A Piece of Mars: Sand pours in from the top of this 1.95x1.95 km (1.21x1.21 mi) scene. The sand piles up and up (here ~115 m or 377 ft high), but ahead (at the bottom) is a mountain poking up. Like water diverting around a rock in a stream, the mountain affects the air flow just upwind of it, causing the sand to move around it. The steep dune slope is a slip face, caused by oversteepened sand avalanching. If you look closely, you'll see some of those narrow avalanches near the bottom of the slip face (those at the top have been covered by ripples and falling sand). (HiRISE ESP_049045_1760, NASA/JPL/Univ. of Arizona) read more ❯

More Earth-like views of Mars
Published 3/20/2017 in Lori Fenton's Blog Author lfenton
A Piece of Mars: In a recent post (Dunes in a Colorful Hole), I showed some dunes crawling over layered terrain, with a view that looked a lot like some desert regions of Earth. Here's another spot on Mars (0.95x1.1 km, 0.59x0.68 mi) showing yet more beautiful layers with dunes filling up the valleys. Part of what makes it seem Earth-like is the lack of craters, although if you go looking you'll see there are some there. It's hard to tell from here, but this whole scene is inside an old fluvial channel. The layers are thought to be lake deposits from when the river dammed up, ages ago. Since then the wind has taken over, taking apart the layers one grain at a time, and then building up dunes with some of those grains. (HiRISE PSP_010329_1525, NASA/JPL/Univ. of Arizona) read more ❯

Windblown or not? Probably...
Published 3/14/2017 in Lori Fenton's Blog Author lfenton
A Piece of Mars: This 0.95x0.95 km (0.59x0.59 mi) scene shows an eroding surface punctured by some old craters. Long, thin lines seem to form in the wake of many brighter knobs. Are those thin lines windblown in origin? They look like erosional features - things that are left behind when other stuff erodes away around it (not like sand dunes, which are things that pile up over time). If so, they don't look like typical yardangs, which are streamlined bedrock, formed as sand wears down the rock. But this isn't typical bedrock - it is easily erodible material. The bright knobs and crater rims are what's left of a once-higher surface. The darker material may be a lag deposit that has built up as that brighter layer eroded down, leaving behind coarser grains that the wind has a harder time transporting (a similar process has occurred in Meridiani Planum,... read more ❯

The Three Discoveries of Pan
Published 3/9/2017 in Mark Showalter's Blog Author Mark Showalter
This morning, NASA's Cassini spacecraft obtained the first closeup images of Saturn's innermost moon, Pan. The images show a peculiar body shaped like a "flying saucer". Pan occupies a unique position in the rings, at the center of the 300-km wide Encke Gap. As best we can tell, Pan probably started its life as a more spherical moon, but it subsequently swept up a thick equatorial belt of ring-dust.

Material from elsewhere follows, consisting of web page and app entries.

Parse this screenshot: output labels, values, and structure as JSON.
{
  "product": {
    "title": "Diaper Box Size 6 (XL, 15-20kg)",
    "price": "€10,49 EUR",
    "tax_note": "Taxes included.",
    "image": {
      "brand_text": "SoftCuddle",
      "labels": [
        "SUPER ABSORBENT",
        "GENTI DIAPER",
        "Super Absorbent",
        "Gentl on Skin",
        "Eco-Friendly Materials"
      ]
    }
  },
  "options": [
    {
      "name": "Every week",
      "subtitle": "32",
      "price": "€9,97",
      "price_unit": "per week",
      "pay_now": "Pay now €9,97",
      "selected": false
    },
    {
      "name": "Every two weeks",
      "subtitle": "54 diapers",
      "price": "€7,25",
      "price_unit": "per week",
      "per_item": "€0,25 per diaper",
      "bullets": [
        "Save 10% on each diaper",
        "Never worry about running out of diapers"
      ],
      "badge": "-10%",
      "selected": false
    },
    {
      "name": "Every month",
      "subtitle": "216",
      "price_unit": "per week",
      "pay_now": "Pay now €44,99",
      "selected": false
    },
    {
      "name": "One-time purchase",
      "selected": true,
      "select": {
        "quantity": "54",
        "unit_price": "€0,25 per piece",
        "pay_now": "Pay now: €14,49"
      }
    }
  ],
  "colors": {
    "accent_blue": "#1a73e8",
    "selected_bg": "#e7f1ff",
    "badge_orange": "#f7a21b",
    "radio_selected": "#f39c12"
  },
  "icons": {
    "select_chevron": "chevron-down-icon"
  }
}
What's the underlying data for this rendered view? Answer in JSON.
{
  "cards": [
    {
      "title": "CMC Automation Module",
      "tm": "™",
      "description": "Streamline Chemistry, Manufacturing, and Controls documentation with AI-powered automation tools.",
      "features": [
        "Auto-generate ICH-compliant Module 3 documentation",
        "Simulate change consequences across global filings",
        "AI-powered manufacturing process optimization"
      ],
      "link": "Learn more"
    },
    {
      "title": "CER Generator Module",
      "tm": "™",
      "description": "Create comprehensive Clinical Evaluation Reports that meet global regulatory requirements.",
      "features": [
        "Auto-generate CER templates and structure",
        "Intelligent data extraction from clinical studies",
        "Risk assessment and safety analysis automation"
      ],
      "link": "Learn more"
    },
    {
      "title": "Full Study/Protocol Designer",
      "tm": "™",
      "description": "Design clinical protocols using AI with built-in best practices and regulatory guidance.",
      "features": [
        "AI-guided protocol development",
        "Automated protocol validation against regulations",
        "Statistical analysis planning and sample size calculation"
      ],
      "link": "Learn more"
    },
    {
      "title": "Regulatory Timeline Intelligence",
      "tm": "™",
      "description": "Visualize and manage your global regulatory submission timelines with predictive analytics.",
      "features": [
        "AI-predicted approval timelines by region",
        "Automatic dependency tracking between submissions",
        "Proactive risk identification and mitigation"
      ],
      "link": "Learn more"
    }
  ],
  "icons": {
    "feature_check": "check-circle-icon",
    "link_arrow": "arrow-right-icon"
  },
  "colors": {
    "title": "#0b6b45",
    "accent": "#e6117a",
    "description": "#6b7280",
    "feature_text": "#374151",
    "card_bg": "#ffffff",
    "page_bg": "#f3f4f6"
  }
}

A smattering of crevasses and craters across the surface add to our view of a moon that has endured a long and dynamic history. Yesterday, Pan was just a "tiny ring-moon"; today, it has been revealed as a world in its own right. Seeing these images has brought back vivid memories of the day way back in June, 1990 when I became the first person to see Pan. That story... read more ❯